Deploy a simple Host
We will simply deploy an HTTP route object in our previous way.
# 02-whoami-httproute.yaml apiVersion: networking.x-k8s.io/v1alpha1 kind: HTTPRoute metadata: name: http-app-1 namespace: kube-system labels: app: traefik spec: hostnames: - "whoami" rules: - matches: - path: type: Exact value: / forwardTo: - serviceName: whoami port: 80 weight: 1
The HTTP route resource above will capture the request to the whoami host name and forward it to the whoami service deployed above. If you request this host name now, you will see the typical whoami output:
➜ kubectl apply -f 02-whoami-httproute.yaml ➜ kubectl get httproute -n kube-system NAME HOSTNAMES AGE http-app-1 ["whoami"] 25s # Use whoami as the host name for access testing ➜ curl -H "Host: whoami" http://192.168.31.108 Hostname: whoami-6b465b89d6-lcg4k IP: 127.0.0.1 IP: ::1 IP: 10.244.1.87 IP: fe80::cccc:6aff:fef8:eca9 RemoteAddr: 10.244.1.85:60384 GET / HTTP/1.1 Host: whoami User-Agent: curl/7.64.1 Accept: */* Accept-Encoding: gzip X-Forwarded-For: 192.168.31.9 X-Forwarded-Host: whoami X-Forwarded-Port: 80 X-Forwarded-Proto: http X-Forwarded-Server: traefik-84d4cccf9c-2pl5r X-Real-Ip: 192.168.31.9
In addition, it should be noted that the app: traefik tag needs to be defined in the above HTTPRoute object, otherwise the created Gateway instance cannot be associated with the.
Host with path
The above example can easily restrict traffic to only route on a given sub path.
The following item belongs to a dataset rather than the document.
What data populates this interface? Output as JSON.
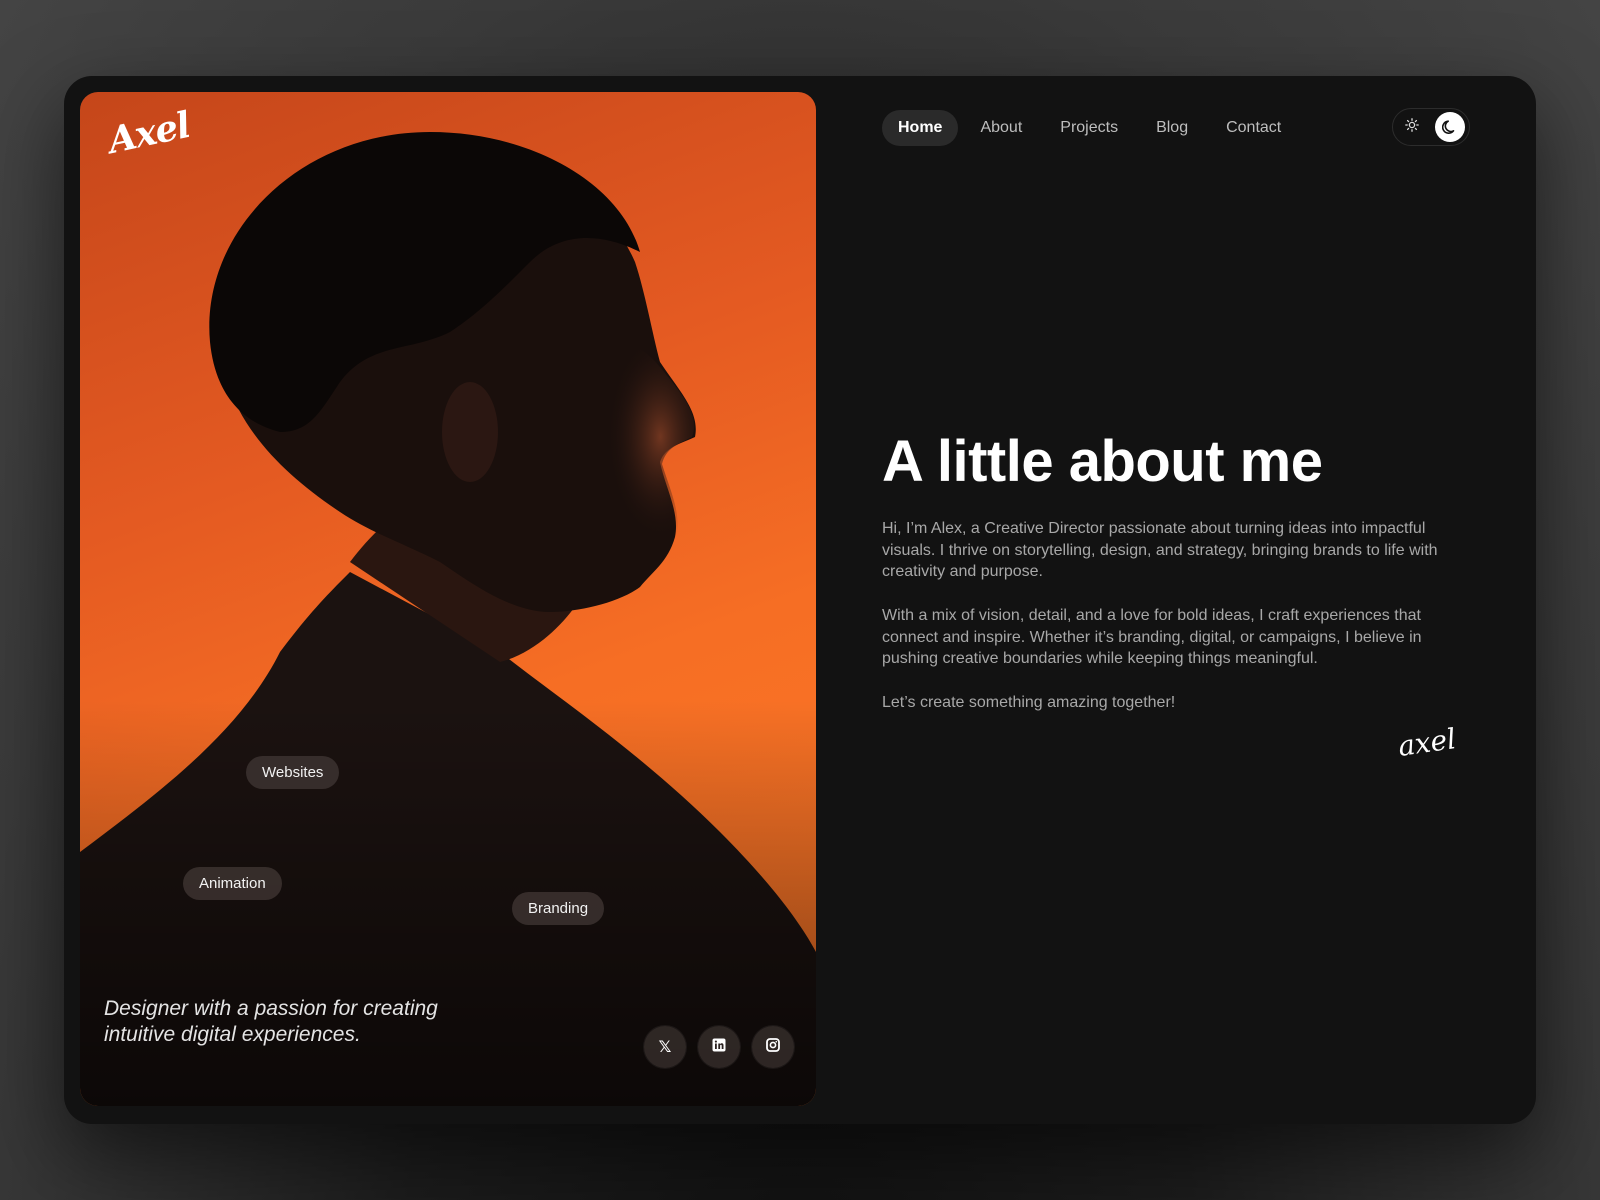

# 03-whoami-httproute-paths.yaml --- apiVersion: networking.x-k8s.io/v1alpha1 kind: HTTPRoute metadata: name: http-app-1 namespace: kube-system labels: app: traefik spec: hostnames: - whoami rules: - forwardTo: - port: 80 serviceName: whoami weight: 1 matches: - path: type: Exact # Path matching / foo value: /foo
Create the above modified HTTPRoute, and you will find that the previous request now returns 404 error, while the request / foo path suffix returns success.
➜ curl -H "Host: whoami" http://192.168.31.108 404 page not found ➜ curl -H "Host: whoami" http://192.168.31.108/foo Hostname: whoami-6b465b89d6-p5vwz IP: 127.0.0.1 IP: ::1 IP: 10.244.2.154 IP: fe80::7045:53ff:fef9:fadc RemoteAddr: 10.244.1.85:51686 GET /foo HTTP/1.1 Host: whoami User-Agent: curl/7.64.1 Accept: */* Accept-Encoding: gzip X-Forwarded-For: 192.168.31.9 X-Forwarded-Host: whoami X-Forwarded-Port: 80 X-Forwarded-Proto: http X-Forwarded-Server: traefik-84d4cccf9c-2pl5r X-Real-Ip: 192.168.31.9
More information about which parts of the request can be matched can be found in the official Gateway APIs document( https://gateway-api.sigs.k8s.io/v1alpha1/api-types/httproute/#rules )Found in.
Another function that the Gateway APIs specification can support is Canary publishing. If you want to run two different services (or two versions of the same service) on one endpoint and route some requests to each endpoint, you can modify your HTTPRoute.
First, we need to run the second service. Here, we quickly generate an instance of Nginx for testing.
# 03-nginx.yaml kind: Deployment apiVersion: apps/v1 metadata: name: nginx namespace: kube-system spec: replicas: 2 selector: matchLabels: app: nginx template: metadata: labels: app: nginx spec: containers: - name: nginx image: nginx ports: - containerPort: 80 name: http --- apiVersion: v1 kind: Service metadata: name: nginx namespace: kube-system spec: ports: - protocol: TCP port: 80 targetPort: http selector: app: nginx
Next, we modify the previous HTTPRoute resource object. There is a weight option, which can assign different weights to the two services, as shown below:
# 04-whoami-nginx-canary.yaml --- apiVersion: networking.x-k8s.io/v1alpha1 kind: HTTPRoute metadata: labels: app: traefik name: http-app-1 namespace: kube-system spec: hostnames: - whoami rules: - forwardTo: - port: 80 serviceName: whoami weight: 3 # 3 / 4 requests to whoami - port: 80 serviceName: nginx weight: 1 # 1 / 4 requests to whoami
After creating the above HTTP route, we can now access whoami service again. Normally, we can see that about 25% of requests will see the response of Nginx instead of the response of whoami.
Here we use traifik to test the use of Kubernetes Gateway APIs. At present, the implementation of Gateway APIs by Traefik is based on the v1alpha1 specification. At present, the latest specification is v1alpha2, so there may be some differences with the latest specification.